### Brief
Which lines of the entries below hold the word "rank"? Report each of them.

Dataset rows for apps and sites
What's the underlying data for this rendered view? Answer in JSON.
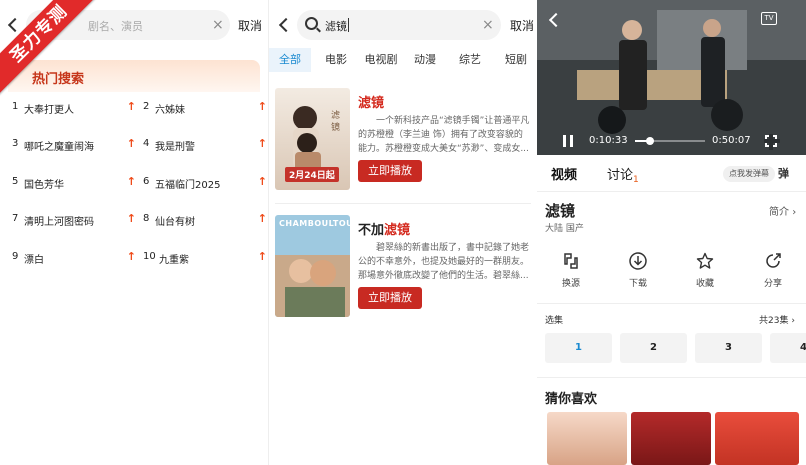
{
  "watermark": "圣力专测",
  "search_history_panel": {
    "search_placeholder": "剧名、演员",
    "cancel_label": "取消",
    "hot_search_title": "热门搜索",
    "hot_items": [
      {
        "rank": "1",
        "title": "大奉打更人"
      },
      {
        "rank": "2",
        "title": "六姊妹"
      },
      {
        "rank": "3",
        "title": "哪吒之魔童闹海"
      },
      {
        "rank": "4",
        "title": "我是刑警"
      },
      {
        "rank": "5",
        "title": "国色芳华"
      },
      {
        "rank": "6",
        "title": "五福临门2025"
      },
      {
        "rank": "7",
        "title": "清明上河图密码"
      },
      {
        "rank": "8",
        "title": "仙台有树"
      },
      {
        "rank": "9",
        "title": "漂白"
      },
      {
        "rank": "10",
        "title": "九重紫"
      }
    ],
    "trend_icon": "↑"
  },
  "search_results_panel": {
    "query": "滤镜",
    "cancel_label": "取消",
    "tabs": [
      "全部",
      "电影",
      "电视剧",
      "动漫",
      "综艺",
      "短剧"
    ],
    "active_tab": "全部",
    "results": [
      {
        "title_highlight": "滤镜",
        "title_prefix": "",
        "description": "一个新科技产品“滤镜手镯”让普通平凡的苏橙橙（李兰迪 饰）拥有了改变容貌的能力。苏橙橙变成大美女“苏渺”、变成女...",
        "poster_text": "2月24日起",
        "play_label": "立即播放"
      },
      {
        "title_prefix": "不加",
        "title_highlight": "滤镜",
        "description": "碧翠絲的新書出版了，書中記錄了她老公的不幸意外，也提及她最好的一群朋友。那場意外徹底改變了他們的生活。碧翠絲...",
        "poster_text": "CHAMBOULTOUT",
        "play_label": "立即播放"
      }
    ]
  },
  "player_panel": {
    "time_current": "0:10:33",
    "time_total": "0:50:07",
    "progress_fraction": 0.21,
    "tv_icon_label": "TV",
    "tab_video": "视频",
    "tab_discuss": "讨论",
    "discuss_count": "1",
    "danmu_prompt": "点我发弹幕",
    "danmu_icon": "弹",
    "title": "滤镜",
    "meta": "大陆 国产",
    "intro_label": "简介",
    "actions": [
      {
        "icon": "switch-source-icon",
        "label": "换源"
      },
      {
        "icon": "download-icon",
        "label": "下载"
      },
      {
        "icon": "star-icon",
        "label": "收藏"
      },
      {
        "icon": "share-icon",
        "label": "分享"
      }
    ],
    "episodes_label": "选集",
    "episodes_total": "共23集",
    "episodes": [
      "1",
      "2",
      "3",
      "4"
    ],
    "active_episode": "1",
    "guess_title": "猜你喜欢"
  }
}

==

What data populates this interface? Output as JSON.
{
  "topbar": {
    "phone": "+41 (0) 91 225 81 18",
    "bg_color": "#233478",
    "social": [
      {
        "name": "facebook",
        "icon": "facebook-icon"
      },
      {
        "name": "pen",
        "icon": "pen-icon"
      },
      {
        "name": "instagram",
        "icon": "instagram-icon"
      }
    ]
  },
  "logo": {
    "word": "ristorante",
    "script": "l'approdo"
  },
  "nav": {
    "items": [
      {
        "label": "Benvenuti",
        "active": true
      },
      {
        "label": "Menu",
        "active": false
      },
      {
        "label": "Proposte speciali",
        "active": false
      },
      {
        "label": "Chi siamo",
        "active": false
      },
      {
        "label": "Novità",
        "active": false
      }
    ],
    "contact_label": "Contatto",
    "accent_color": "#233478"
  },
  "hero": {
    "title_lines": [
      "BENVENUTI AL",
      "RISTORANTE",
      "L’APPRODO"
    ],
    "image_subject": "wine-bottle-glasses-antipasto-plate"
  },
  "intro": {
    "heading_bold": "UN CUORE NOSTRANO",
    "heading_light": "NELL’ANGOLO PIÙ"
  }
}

### Task result
        "rank": "1",
        "rank": "2",
        "rank": "3",
        "rank": "4",
        "rank": "5",
        "rank": "6",
        "rank": "7",
        "rank": "8",
        "rank": "9",
        "rank": "10",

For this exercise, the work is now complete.